__The problem__: Please write out all the data that follows exactly, without the pictures.

Excerpts from an interface dataset
·····

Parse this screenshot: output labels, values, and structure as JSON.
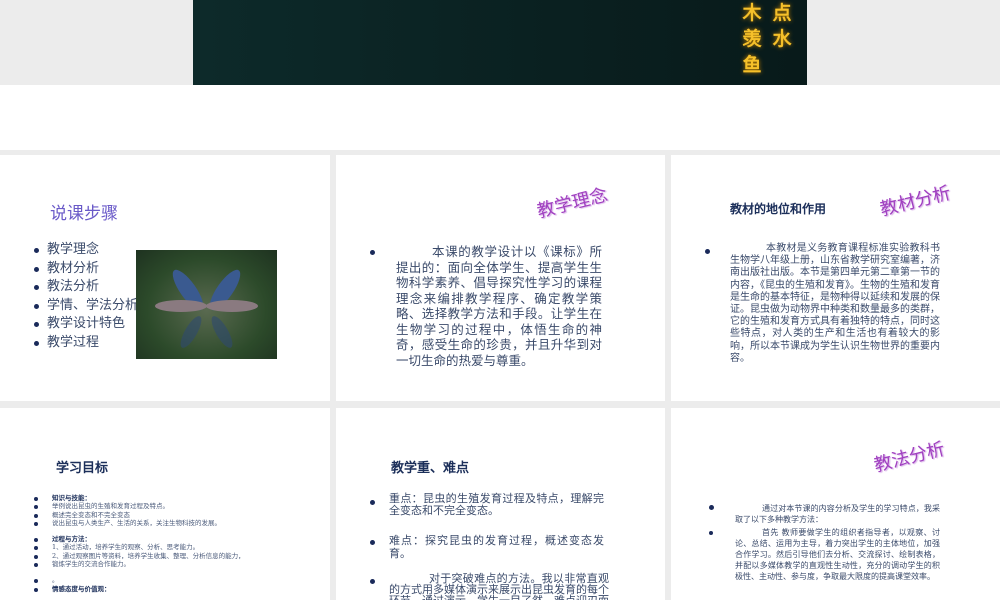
{
  "top_slide": {
    "col_left": [
      "木",
      "羡",
      "鱼"
    ],
    "col_right": [
      "点",
      "水"
    ]
  },
  "slide1": {
    "title": "说课步骤",
    "items": [
      "教学理念",
      "教材分析",
      "教法分析",
      "学情、学法分析",
      "教学设计特色",
      "教学过程"
    ]
  },
  "slide2": {
    "wordart": "教学理念",
    "text": "本课的教学设计以《课标》所提出的：面向全体学生、提高学生生物科学素养、倡导探究性学习的课程理念来编排教学程序、确定教学策略、选择教学方法和手段。让学生在生物学习的过程中，体悟生命的神奇，感受生命的珍贵，并且升华到对一切生命的热爱与尊重。"
  },
  "slide3": {
    "wordart": "教材分析",
    "heading": "教材的地位和作用",
    "text": "本教材是义务教育课程标准实验教科书生物学八年级上册，山东省教学研究室编著，济南出版社出版。本节是第四单元第二章第一节的内容，《昆虫的生殖和发育》。生物的生殖和发育是生命的基本特征，是物种得以延续和发展的保证。昆虫做为动物界中种类和数量最多的类群，它的生殖和发育方式具有着独特的特点，同时这些特点，对人类的生产和生活也有着较大的影响，所以本节课成为学生认识生物世界的重要内容。"
  },
  "slide4": {
    "title": "学习目标",
    "groups": [
      {
        "head": "知识与技能：",
        "items": [
          "举例说出昆虫的生殖和发育过程及特点。",
          "概述完全变态和不完全变态",
          "说出昆虫与人类生产、生活的关系，关注生物科技的发展。"
        ]
      },
      {
        "head": "过程与方法：",
        "items": [
          "1、通过活动，培养学生的观察、分析、思考能力。",
          "2、通过观察图片等资料，培养学生收集、整理、分析信息的能力，",
          "锻炼学生的交流合作能力。"
        ]
      },
      {
        "head": "情感态度与价值观：",
        "items": [
          "。"
        ]
      }
    ]
  },
  "slide5": {
    "title": "教学重、难点",
    "points": [
      "重点：昆虫的生殖发育过程及特点，理解完全变态和不完全变态。",
      "难点：探究昆虫的发育过程，概述变态发育。",
      "对于突破难点的方法。我以非常直观的方式用多媒体演示来展示出昆虫发育的每个环节。通过演示，学生一目了然，难点迎刃而解。"
    ]
  },
  "slide6": {
    "wordart": "教法分析",
    "points": [
      "通过对本节课的内容分析及学生的学习特点，我采取了以下多种教学方法：",
      "首先 教师要做学生的组织者指导者，以观察、讨论、总结、运用为主导，着力突出学生的主体地位，加强合作学习。然后引导他们去分析、交流探讨、绘制表格，并配以多媒体教学的直观性生动性，充分的调动学生的积极性、主动性、参与度，争取最大限度的提高课堂效率。"
    ]
  }
}
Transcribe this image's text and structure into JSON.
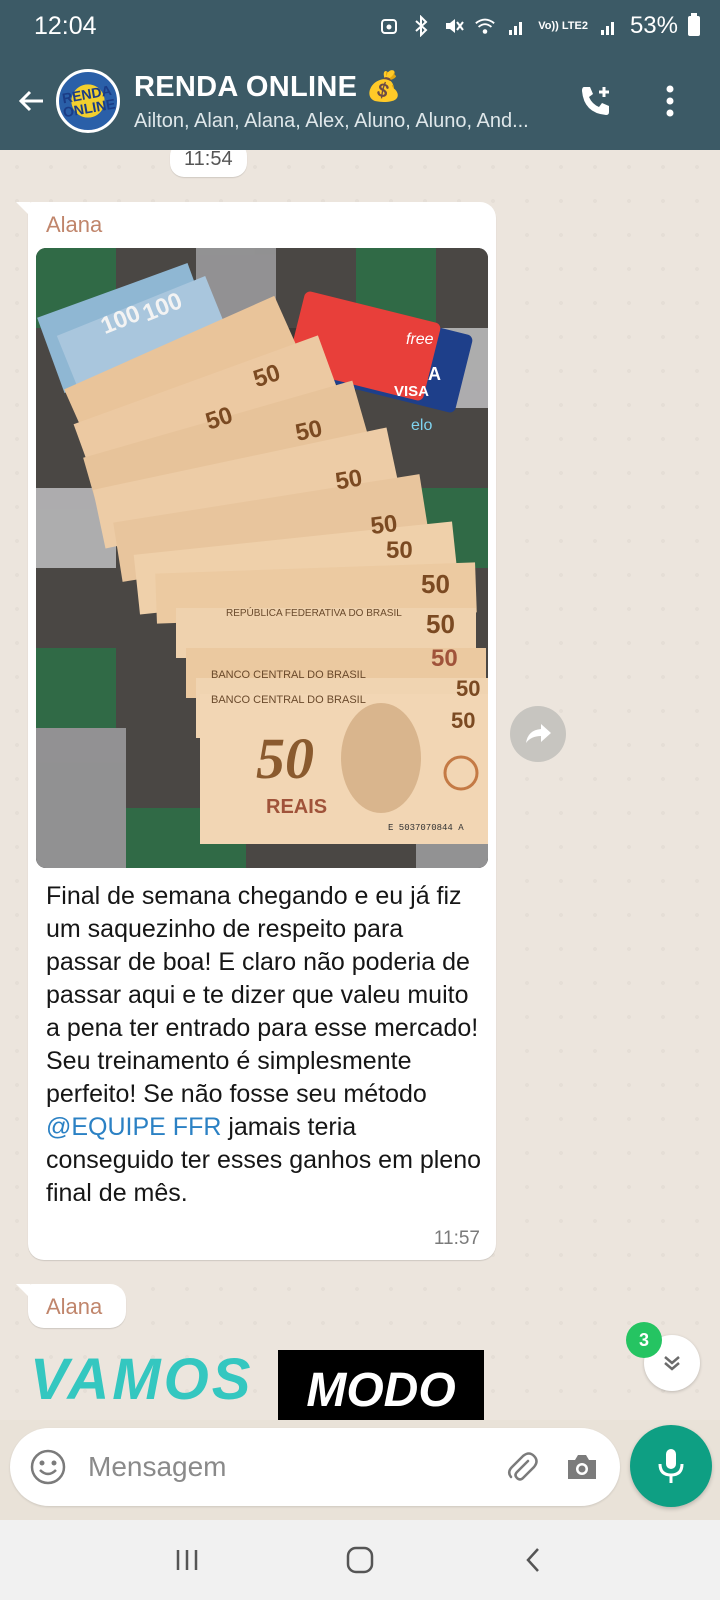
{
  "status_bar": {
    "time": "12:04",
    "lte_label": "Vo)) LTE2",
    "battery": "53%"
  },
  "header": {
    "title": "RENDA ONLINE 💰",
    "members": "Ailton, Alan, Alana, Alex, Aluno, Aluno, And...",
    "avatar_text": "RENDA ONLINE"
  },
  "chat": {
    "time_divider": "11:54",
    "messages": [
      {
        "sender": "Alana",
        "image_notes": {
          "bank_card_1": "free",
          "bank_card_1_brand": "VISA",
          "bank_card_2": "IXA",
          "bank_card_2_brand": "elo",
          "note_value": "50",
          "note_100": "100",
          "note_text_1": "REPÚBLICA FEDERATIVA DO BRASIL",
          "note_text_2": "BANCO CENTRAL DO BRASIL",
          "note_reais": "REAIS",
          "note_serial": "E 5037070844 A"
        },
        "text_before": "Final de semana chegando e eu já fiz um saquezinho de respeito para passar de boa! E claro não poderia de passar aqui e te dizer que valeu muito a pena ter entrado para esse mercado! Seu treinamento é simplesmente perfeito! Se não fosse seu método ",
        "mention": "@EQUIPE FFR",
        "text_after": " jamais teria conseguido ter esses ganhos em pleno final de mês.",
        "time": "11:57"
      },
      {
        "sender": "Alana",
        "promo_left": "VAMOS",
        "promo_right": "MODO"
      }
    ],
    "unread_count": "3"
  },
  "composer": {
    "placeholder": "Mensagem"
  },
  "colors": {
    "header_bg": "#3c5a66",
    "chat_bg": "#ece5dd",
    "mic_bg": "#0e9f83",
    "badge_bg": "#25c462",
    "mention": "#2b81c4",
    "sender": "#c0856b"
  },
  "icons": [
    "back-arrow-icon",
    "add-call-icon",
    "more-vert-icon",
    "forward-icon",
    "chevron-down-double-icon",
    "emoji-icon",
    "attach-icon",
    "camera-icon",
    "mic-icon",
    "nav-recents-icon",
    "nav-home-icon",
    "nav-back-icon"
  ]
}
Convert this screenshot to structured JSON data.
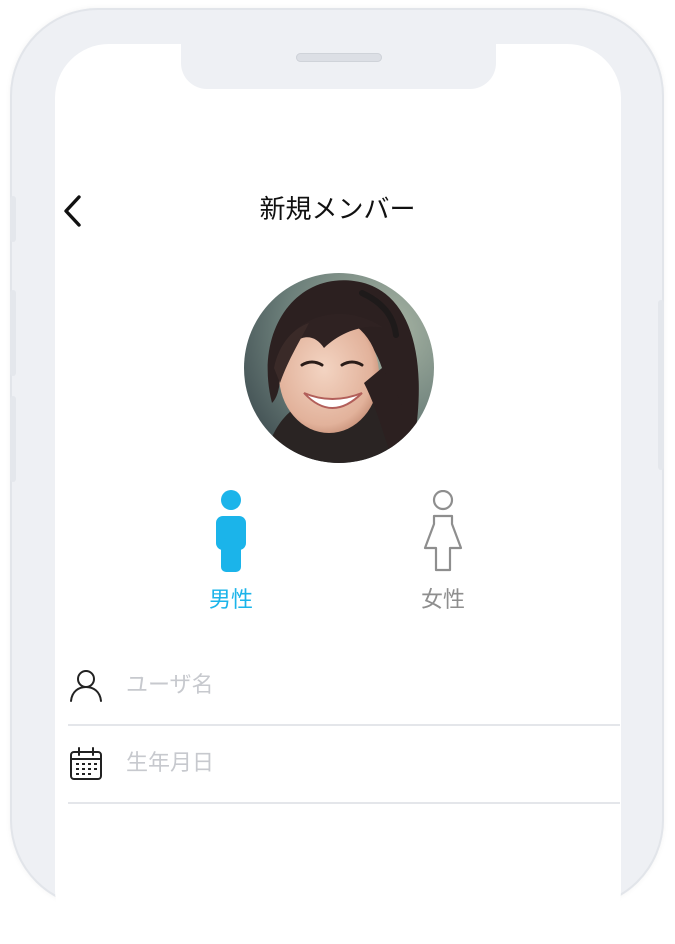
{
  "header": {
    "title": "新規メンバー"
  },
  "profile": {
    "avatar_alt": ""
  },
  "gender": {
    "options": [
      {
        "label": "男性",
        "selected": true
      },
      {
        "label": "女性",
        "selected": false
      }
    ],
    "selected_color": "#1bb4ea",
    "unselected_color": "#8e8e8e"
  },
  "form": {
    "username_placeholder": "ユーザ名",
    "birthday_placeholder": "生年月日"
  },
  "icons": {
    "back": "chevron-left-icon",
    "user": "user-icon",
    "calendar": "calendar-icon",
    "male": "male-icon",
    "female": "female-icon"
  }
}
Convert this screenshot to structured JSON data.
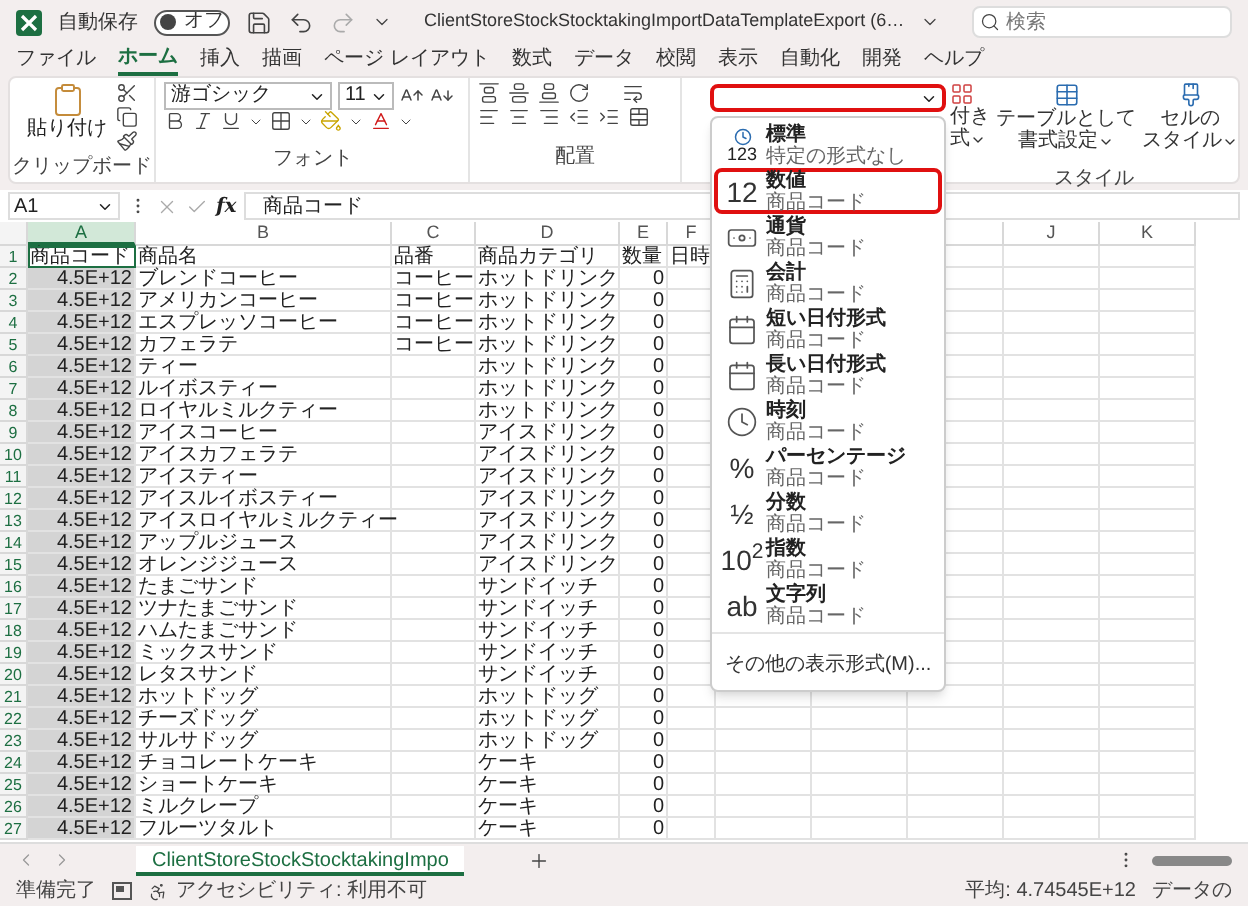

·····

__Written answer__:
Parse this screenshot: output labels, values, and structure as JSON.
{
  "top_slide": {
    "col_left": [
      "木",
      "羡",
      "鱼"
    ],
    "col_right": [
      "点",
      "水"
    ]
  },
  "slide1": {
    "title": "说课步骤",
    "items": [
      "教学理念",
      "教材分析",
      "教法分析",
      "学情、学法分析",
      "教学设计特色",
      "教学过程"
    ]
  },
  "slide2": {
    "wordart": "教学理念",
    "text": "本课的教学设计以《课标》所提出的：面向全体学生、提高学生生物科学素养、倡导探究性学习的课程理念来编排教学程序、确定教学策略、选择教学方法和手段。让学生在生物学习的过程中，体悟生命的神奇，感受生命的珍贵，并且升华到对一切生命的热爱与尊重。"
  },
  "slide3": {
    "wordart": "教材分析",
    "heading": "教材的地位和作用",
    "text": "本教材是义务教育课程标准实验教科书生物学八年级上册，山东省教学研究室编著，济南出版社出版。本节是第四单元第二章第一节的内容，《昆虫的生殖和发育》。生物的生殖和发育是生命的基本特征，是物种得以延续和发展的保证。昆虫做为动物界中种类和数量最多的类群，它的生殖和发育方式具有着独特的特点，同时这些特点，对人类的生产和生活也有着较大的影响，所以本节课成为学生认识生物世界的重要内容。"
  },
  "slide4": {
    "title": "学习目标",
    "groups": [
      {
        "head": "知识与技能：",
        "items": [
          "举例说出昆虫的生殖和发育过程及特点。",
          "概述完全变态和不完全变态",
          "说出昆虫与人类生产、生活的关系，关注生物科技的发展。"
        ]
      },
      {
        "head": "过程与方法：",
        "items": [
          "1、通过活动，培养学生的观察、分析、思考能力。",
          "2、通过观察图片等资料，培养学生收集、整理、分析信息的能力，",
          "锻炼学生的交流合作能力。"
        ]
      },
      {
        "head": "情感态度与价值观：",
        "items": [
          "。"
        ]
      }
    ]
  },
  "slide5": {
    "title": "教学重、难点",
    "points": [
      "重点：昆虫的生殖发育过程及特点，理解完全变态和不完全变态。",
      "难点：探究昆虫的发育过程，概述变态发育。",
      "对于突破难点的方法。我以非常直观的方式用多媒体演示来展示出昆虫发育的每个环节。通过演示，学生一目了然，难点迎刃而解。"
    ]
  },
  "slide6": {
    "wordart": "教法分析",
    "points": [
      "通过对本节课的内容分析及学生的学习特点，我采取了以下多种教学方法：",
      "首先 教师要做学生的组织者指导者，以观察、讨论、总结、运用为主导，着力突出学生的主体地位，加强合作学习。然后引导他们去分析、交流探讨、绘制表格，并配以多媒体教学的直观性生动性，充分的调动学生的积极性、主动性、参与度，争取最大限度的提高课堂效率。"
    ]
  }
}
Transcribe this image's text and structure into JSON.
{
  "status_bar": {
    "time": "12:04",
    "lte_label": "Vo)) LTE2",
    "battery": "53%"
  },
  "header": {
    "title": "RENDA ONLINE 💰",
    "members": "Ailton, Alan, Alana, Alex, Aluno, Aluno, And...",
    "avatar_text": "RENDA ONLINE"
  },
  "chat": {
    "time_divider": "11:54",
    "messages": [
      {
        "sender": "Alana",
        "image_notes": {
          "bank_card_1": "free",
          "bank_card_1_brand": "VISA",
          "bank_card_2": "IXA",
          "bank_card_2_brand": "elo",
          "note_value": "50",
          "note_100": "100",
          "note_text_1": "REPÚBLICA FEDERATIVA DO BRASIL",
          "note_text_2": "BANCO CENTRAL DO BRASIL",
          "note_reais": "REAIS",
          "note_serial": "E 5037070844 A"
        },
        "text_before": "Final de semana chegando e eu já fiz um saquezinho de respeito para passar de boa! E claro não poderia de passar aqui e te dizer que valeu muito a pena ter entrado para esse mercado! Seu treinamento é simplesmente perfeito! Se não fosse seu método ",
        "mention": "@EQUIPE FFR",
        "text_after": " jamais teria conseguido ter esses ganhos em pleno final de mês.",
        "time": "11:57"
      },
      {
        "sender": "Alana",
        "promo_left": "VAMOS",
        "promo_right": "MODO"
      }
    ],
    "unread_count": "3"
  },
  "composer": {
    "placeholder": "Mensagem"
  },
  "colors": {
    "header_bg": "#3c5a66",
    "chat_bg": "#ece5dd",
    "mic_bg": "#0e9f83",
    "badge_bg": "#25c462",
    "mention": "#2b81c4",
    "sender": "#c0856b"
  },
  "icons": [
    "back-arrow-icon",
    "add-call-icon",
    "more-vert-icon",
    "forward-icon",
    "chevron-down-double-icon",
    "emoji-icon",
    "attach-icon",
    "camera-icon",
    "mic-icon",
    "nav-recents-icon",
    "nav-home-icon",
    "nav-back-icon"
  ]
}
Convert this screenshot to structured JSON data.
{
  "header": {
    "title": "新規メンバー"
  },
  "profile": {
    "avatar_alt": ""
  },
  "gender": {
    "options": [
      {
        "label": "男性",
        "selected": true
      },
      {
        "label": "女性",
        "selected": false
      }
    ],
    "selected_color": "#1bb4ea",
    "unselected_color": "#8e8e8e"
  },
  "form": {
    "username_placeholder": "ユーザ名",
    "birthday_placeholder": "生年月日"
  },
  "icons": {
    "back": "chevron-left-icon",
    "user": "user-icon",
    "calendar": "calendar-icon",
    "male": "male-icon",
    "female": "female-icon"
  }
}
Convert this screenshot to structured JSON data.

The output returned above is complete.